Straight from; 

  • It began in a little schoolhouse in Ripon, Wisconsin, in 1854. A small group of dedicated abolitionists gathered to fight the expansion of slavery, and they gave birth to a Party dedicated to freedom and equal opportunity.
  • The name “Republican” was chosen, alluding to Thomas Jefferson’s Democratic-Republican Party and conveying a commitment to the inalienable rights of life, liberty, and the pursuit of happiness.
  • Low taxes, sound money, regulatory restraint: these were among the commonsense economic policies established by the GOP that brought about decades of prosperity after the Civil War. 
  • The Party’s core principles of freedom and equal opportunity are as relevant today as at our founding, and they are the roadmap for American renewal in a new and interconnected world.

What went wrong?  How can a party of life do so little for the health and well being of its citizenry?  How can a party of liberty so openly oppose gay marriage?  How can a party that believes God gave all humans the right to pursue their happiness do so little to help immigrants doing just that?  

President Reagan rightly criticized the Democratic vision for governing America saying; 

“Two visions of the future, two fundamentally different ways of governing – their government of pessimism, fear, and limits, or ours of hope, confidence, and growth.”

When we speak of health care we speak with pessimism and fear, not hope and confidence. 

When we speak of 'the family' we speak with fear and limits, not confidence and liberty. 

When we speak of immigration we speak with pessimism, fear and limits, not hope and growth.

Let's change the dialogue.  

When we speak of health care let us make clear it is not a right but it is the right thing to do - differently.  In a way that breeds competition and innovation and better results for healthier lives.
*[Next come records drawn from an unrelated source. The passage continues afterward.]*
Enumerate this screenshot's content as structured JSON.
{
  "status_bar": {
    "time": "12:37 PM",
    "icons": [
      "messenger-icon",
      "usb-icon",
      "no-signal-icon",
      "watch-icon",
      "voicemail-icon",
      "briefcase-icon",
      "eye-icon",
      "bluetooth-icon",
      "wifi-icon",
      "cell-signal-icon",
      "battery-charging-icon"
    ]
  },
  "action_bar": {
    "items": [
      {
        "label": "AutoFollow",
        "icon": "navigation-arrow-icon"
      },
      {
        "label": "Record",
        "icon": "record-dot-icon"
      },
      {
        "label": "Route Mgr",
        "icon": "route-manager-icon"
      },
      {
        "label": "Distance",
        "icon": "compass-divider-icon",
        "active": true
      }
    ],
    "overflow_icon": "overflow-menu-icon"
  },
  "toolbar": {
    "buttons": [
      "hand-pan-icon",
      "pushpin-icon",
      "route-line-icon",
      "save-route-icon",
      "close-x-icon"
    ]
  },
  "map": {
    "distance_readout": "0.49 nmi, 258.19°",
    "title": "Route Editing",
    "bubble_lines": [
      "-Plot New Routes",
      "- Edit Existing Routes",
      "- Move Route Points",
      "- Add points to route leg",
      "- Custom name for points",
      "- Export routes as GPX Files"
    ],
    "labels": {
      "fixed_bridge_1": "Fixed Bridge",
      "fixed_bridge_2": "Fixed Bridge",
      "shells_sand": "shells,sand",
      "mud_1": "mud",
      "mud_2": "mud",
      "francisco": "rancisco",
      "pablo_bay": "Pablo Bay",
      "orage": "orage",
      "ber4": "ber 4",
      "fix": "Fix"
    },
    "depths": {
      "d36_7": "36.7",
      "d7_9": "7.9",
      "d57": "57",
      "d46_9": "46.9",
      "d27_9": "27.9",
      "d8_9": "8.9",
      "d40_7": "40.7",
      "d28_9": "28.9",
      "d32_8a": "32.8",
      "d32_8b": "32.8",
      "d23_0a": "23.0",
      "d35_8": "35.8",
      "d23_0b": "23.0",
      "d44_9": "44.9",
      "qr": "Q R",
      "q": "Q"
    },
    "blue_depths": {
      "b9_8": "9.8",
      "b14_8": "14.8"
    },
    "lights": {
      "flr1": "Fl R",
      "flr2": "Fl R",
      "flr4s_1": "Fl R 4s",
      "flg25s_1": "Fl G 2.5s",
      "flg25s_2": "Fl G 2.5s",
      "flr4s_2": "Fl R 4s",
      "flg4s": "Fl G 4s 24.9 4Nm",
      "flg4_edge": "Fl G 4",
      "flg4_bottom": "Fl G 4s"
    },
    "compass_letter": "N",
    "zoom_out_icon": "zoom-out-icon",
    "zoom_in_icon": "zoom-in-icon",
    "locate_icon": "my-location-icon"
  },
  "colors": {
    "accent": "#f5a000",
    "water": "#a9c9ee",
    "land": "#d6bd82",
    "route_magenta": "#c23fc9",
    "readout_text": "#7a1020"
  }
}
When we speak of marriage and family let us be clear the state's interest in the peoples domestic arrangements is limited to protecting individual rights and protecting the state.  Gay marriage is neither a threat to individual rights or the state.  Whether the union is blessed and holy is justly outside of state purview.

When we speak of immigration and amnesty let us ask forgiveness.  We left the door open.  We left food on the table.  We let those seeking shelter, find it.  That is right and moral and American.  To condemn the sheltered to a life in the shadows is a sin.  To speak now of deportation is sinful.  We created the problem by not being proactive to ask the immigrant to carry the burden of our mistake is wrong and un-American.

When we speak of America's role in the world, that is when we speak with hope and confidence - and we win on that issue. 

When we speak on simplifying the tax code, lowering taxes and reducing debt we speak with confidence and hope of growth - and we win on that issue. 

When we speak of limited government we speak with hope and confidence and liberty - and we win on that issue. 

We need to change the dialogue.  We are losing followers because we are no longer leading.